You were a winner in the BYOG contest which was organised by NASSCOM and Indie GameDev India in 2011, and a year later, you hadn’t received any of the prizes that were promised to you by the sponsors. Has there been any progress on that and have you been in touch with the sponsors?
After we won BYOG, we expected the sponsors to reach out to us since one of the prizes was a publishing contract on their portal. For two months, nothing really happened so we had to reach out to them and explain the contest, about our team winning, and what the contract said. After that, we were assigned a representative from their side, who was in contact with us for a week and we were deciding on how the game would proceed. We worked on the game for a month and then sent a build to the sponsors. We didn’t hear back from them and so I contacted NASSCOM and they intervened and re-established communications with the sponsors.
After that, we worked on a second build and submitted that, but the same thing happened and we pretty much gave up on the game at that point because we didn’t receive any sort of communication for months, and there was really no interest from the sponsors. I followed up with a few emails about the prizes and for a few months was told that we’ll be receiving them soon. After this year’s NGDC – a year later – I received an email from the sponsors and they notified me that they’ll get in touch and send me the codes which my team can redeem on an e-store.
So, it was quiet a disappointment for the team, but we were still happy with the fact that we got to learn a lot and had a lot of fun at NGDC. Plus, the jam was a great learning experience for us.

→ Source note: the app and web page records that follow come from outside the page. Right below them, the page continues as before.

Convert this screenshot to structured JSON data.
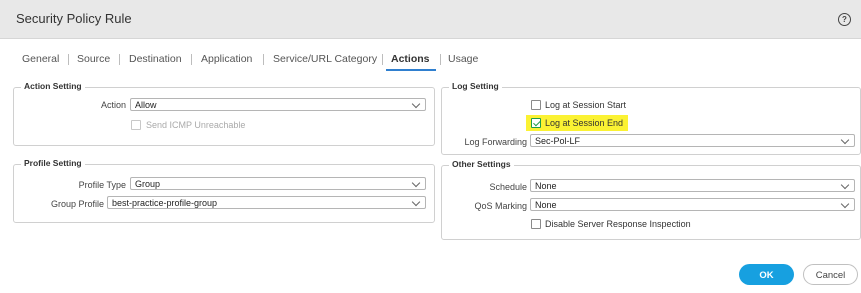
{
  "window": {
    "title": "Security Policy Rule",
    "help_icon": "?"
  },
  "tabs": [
    {
      "label": "General"
    },
    {
      "label": "Source"
    },
    {
      "label": "Destination"
    },
    {
      "label": "Application"
    },
    {
      "label": "Service/URL Category"
    },
    {
      "label": "Actions",
      "active": true
    },
    {
      "label": "Usage"
    }
  ],
  "action_setting": {
    "legend": "Action Setting",
    "action_label": "Action",
    "action_value": "Allow",
    "send_icmp_label": "Send ICMP Unreachable",
    "send_icmp_checked": false,
    "send_icmp_disabled": true
  },
  "profile_setting": {
    "legend": "Profile Setting",
    "profile_type_label": "Profile Type",
    "profile_type_value": "Group",
    "group_profile_label": "Group Profile",
    "group_profile_value": "best-practice-profile-group"
  },
  "log_setting": {
    "legend": "Log Setting",
    "log_start_label": "Log at Session Start",
    "log_start_checked": false,
    "log_end_label": "Log at Session End",
    "log_end_checked": true,
    "highlight_color": "#fbf233",
    "log_forwarding_label": "Log Forwarding",
    "log_forwarding_value": "Sec-Pol-LF"
  },
  "other_settings": {
    "legend": "Other Settings",
    "schedule_label": "Schedule",
    "schedule_value": "None",
    "qos_label": "QoS Marking",
    "qos_value": "None",
    "disable_sri_label": "Disable Server Response Inspection",
    "disable_sri_checked": false
  },
  "buttons": {
    "ok": "OK",
    "cancel": "Cancel"
  },
  "colors": {
    "accent": "#17a0e0",
    "tab_underline": "#2f7fcf",
    "check": "#1f9c4a"
  }
}
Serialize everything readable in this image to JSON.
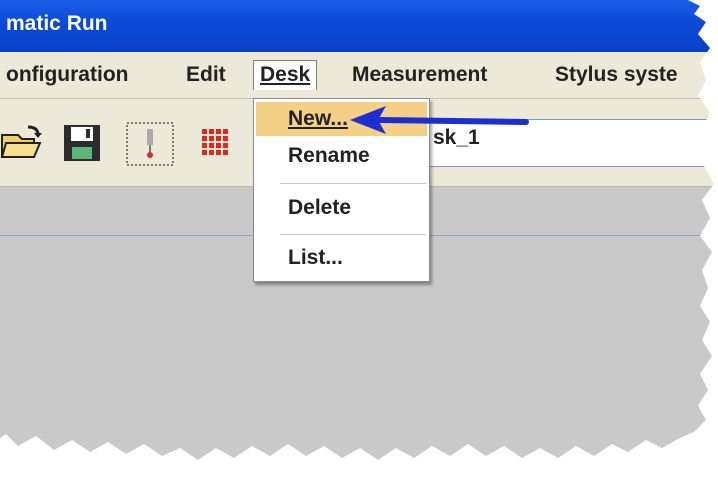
{
  "window": {
    "title": "matic Run"
  },
  "menubar": {
    "items": [
      {
        "label": "onfiguration",
        "mnemonic": ""
      },
      {
        "label": "Edit",
        "mnemonic": ""
      },
      {
        "label": "Desk",
        "mnemonic": "D",
        "open": true
      },
      {
        "label": "Measurement",
        "mnemonic": "M"
      },
      {
        "label": "Stylus syste",
        "mnemonic": "S"
      }
    ]
  },
  "toolbar": {
    "buttons": [
      "open-folder-icon",
      "save-floppy-icon",
      "stylus-probe-icon",
      "grid-dots-icon"
    ],
    "desk_field_value": "sk_1"
  },
  "dropdown": {
    "items": [
      {
        "label": "New...",
        "mnemonic": "N",
        "highlighted": true
      },
      {
        "label": "Rename",
        "mnemonic": "R"
      },
      {
        "label": "Delete",
        "mnemonic": "D"
      },
      {
        "label": "List...",
        "mnemonic": "L"
      }
    ]
  },
  "annotation": {
    "type": "arrow",
    "points_to": "New...",
    "color": "#1d2fd1"
  },
  "colors": {
    "titlebar": "#0b49d6",
    "menubar": "#ece9d8",
    "highlight": "#f4cf86",
    "workspace": "#c9c9c9"
  }
}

You’re set to graduate from college in a couple of months. What are your plans after that – stay indie and make your own games, or join a studio and work in a larger team?
Circulets and Sylar have been great collaborative experiences for me and working with an independent team has been great. We get to bounce around crazy ideas, take risksm and get to keep on experimenting with more and more content. To be honest, I haven’t really figured out what would be the best option for me yet; joining a studio and working with a bigger team or staying independent and collaborating with teams on projects. Both options are great because all I want to do is make more games.
Sign up for the free MCV India newsletterhere.